10 November 2015
Series: The Young Elites #2
Rating: 2 / 5 stars
It's been a year to the day since I finished reading Young Elites (woah! I swear I didn't even plan that) and even though I've reread my review and read the entire Rose Society novel, I didn't don't remember much about Young Elites. I kept waiting for something in this novel to trigger some form of recollection, but I've come up with bupkis. That's the first sign that I probably wasn't going to enjoy this one, since I couldn't even remember the characters or the plot of the series at all.
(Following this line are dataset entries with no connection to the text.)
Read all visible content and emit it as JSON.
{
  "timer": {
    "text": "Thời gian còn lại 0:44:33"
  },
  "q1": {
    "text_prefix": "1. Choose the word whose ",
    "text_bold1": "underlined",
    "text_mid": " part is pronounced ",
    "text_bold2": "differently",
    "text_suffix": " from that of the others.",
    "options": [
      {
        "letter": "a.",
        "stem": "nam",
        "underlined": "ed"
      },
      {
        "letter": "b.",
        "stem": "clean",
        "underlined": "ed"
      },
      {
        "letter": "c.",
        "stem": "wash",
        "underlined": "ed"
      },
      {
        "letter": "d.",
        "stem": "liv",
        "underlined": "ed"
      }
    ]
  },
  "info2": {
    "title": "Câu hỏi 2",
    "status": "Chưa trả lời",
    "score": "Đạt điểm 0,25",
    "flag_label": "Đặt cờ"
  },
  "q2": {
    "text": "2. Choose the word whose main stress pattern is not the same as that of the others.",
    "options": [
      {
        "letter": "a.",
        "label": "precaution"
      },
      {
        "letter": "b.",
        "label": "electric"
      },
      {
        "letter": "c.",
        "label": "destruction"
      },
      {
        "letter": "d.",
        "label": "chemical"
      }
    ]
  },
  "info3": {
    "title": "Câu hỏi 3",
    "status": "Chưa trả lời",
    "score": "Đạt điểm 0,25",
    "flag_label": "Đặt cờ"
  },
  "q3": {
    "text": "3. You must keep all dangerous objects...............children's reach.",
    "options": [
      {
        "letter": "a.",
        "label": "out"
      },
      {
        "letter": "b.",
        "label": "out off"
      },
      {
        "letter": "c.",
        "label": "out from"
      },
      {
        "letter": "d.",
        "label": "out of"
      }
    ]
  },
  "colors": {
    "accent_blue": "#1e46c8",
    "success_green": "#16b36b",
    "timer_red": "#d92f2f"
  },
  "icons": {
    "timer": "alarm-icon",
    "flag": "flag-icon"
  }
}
Unfortunately, it did not get much better from there. Adelina is not what you would call a likable main character, but I also find it kind of funny that in the acknowledgements Lu says this is the darkest book she's ever really. I just thought, 'Really? I've written poetry darker than this. In, like, high school.' Now don't get me wrong, Adelina is definitely a messed up chick. But Rose Society suffers from the same thing I noted in my review of Young Elites: "a lot of the action left more suspense to be desired". This novel seems to limp by on the characters in lieu of a suspenseful plot, but when the characters aren't that great to begin with, you are left with a novel that just feels flat, and is a bit of a chore to get through.
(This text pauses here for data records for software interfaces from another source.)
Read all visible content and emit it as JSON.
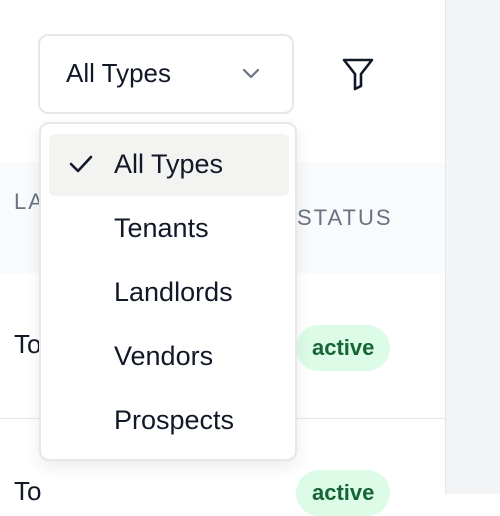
{
  "table": {
    "headers": {
      "last_contact": "LAST CONTACT",
      "status": "STATUS"
    },
    "rows": [
      {
        "last_contact": "Today",
        "status": "active"
      },
      {
        "last_contact": "Today",
        "status": "active"
      }
    ]
  },
  "type_filter": {
    "selected": "All Types",
    "options": [
      "All Types",
      "Tenants",
      "Landlords",
      "Vendors",
      "Prospects"
    ]
  },
  "icons": {
    "select_toggle": "chevron-down-icon",
    "filter": "filter-icon",
    "selected_mark": "check-icon"
  },
  "colors": {
    "status_badge_bg": "#dcfce7",
    "status_badge_text": "#166534",
    "selected_item_bg": "#f3f4f1"
  }
}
People who enjoy love triangles will likely swoon over this novel (as I saw in a buddy read discussion), but it does absolutely nothing to me. I think I'm going to shelf this series, which is a shame because I definitely liked the Legends series better. There just isn't enough development of this world or the characters that I like.
Oh, and PS: I really don't like the cover.
07 November 2015
Series: The Gold Seer Trilogy #1
Rating: 3 / 5 stars
This book has all the potentials to make a must read for me. First, it's historical young adult, set in 1849. So not only is it historical, but it is set in one of the most important time frames in American history - the western expansion thanks to the gold rush. It also contains a small fantasy element in the fact that our main character, Leah/Lee, can sense gold. Which means she will, of course, want to travel to California to join in on the gold rush, right?
Lee has all the workings to be a strong, fierce main character. An only child, it doesn't matter that she's a girl in a time frame where women were basically there to keep house and bred children. Lee works hard on the family homestead, even more so now that her father has taken ill and is struggling to recover.
Unfortunately, as the story unfolds, these elements for an amazing story never mesh completely. Lee, understandingly, is at a loss when her world comes crumbling around her and she strikes off to try to reunite when the one true friend she's ever really had and trusted. All along the way, she struggles when keeping her identity a secret and trying to survive in a world not meant for one alone. While realistic, it makes it harder to see Lee as this strong, fierce, independent person. And while her character develops ever so slightly down the line, I never get a good read on her.
The same goes for the other characters in the story, and I think that is the greatest shame of all. For a story that spends the most of the time traveling/walking, the story leans on the characters for supports. And when you don't develop the characters, the plot starts to lag and crawl in places. Then it feels like Carson rushes the plot too quickly to throw in excitement and suspense to jar the reader's attention again. And while it does add adventure to the tale, it makes the pacing of the story so disjointed that it isn't a smooth sailing straight through.
While I definitely found some faults with the story - the romantic element rearing its ugly head now and then as well - it was still a fun read in a young adult genre that doesn't get too much volume. I enjoyed it a bit more than Vengeance Road, which is the only other western YA novel I've been able to stumble across so far this year. So though I wasn't blown away by any standards, I'll probably still pick up the next installment of the trilogy when it comes, for the sake of the setting.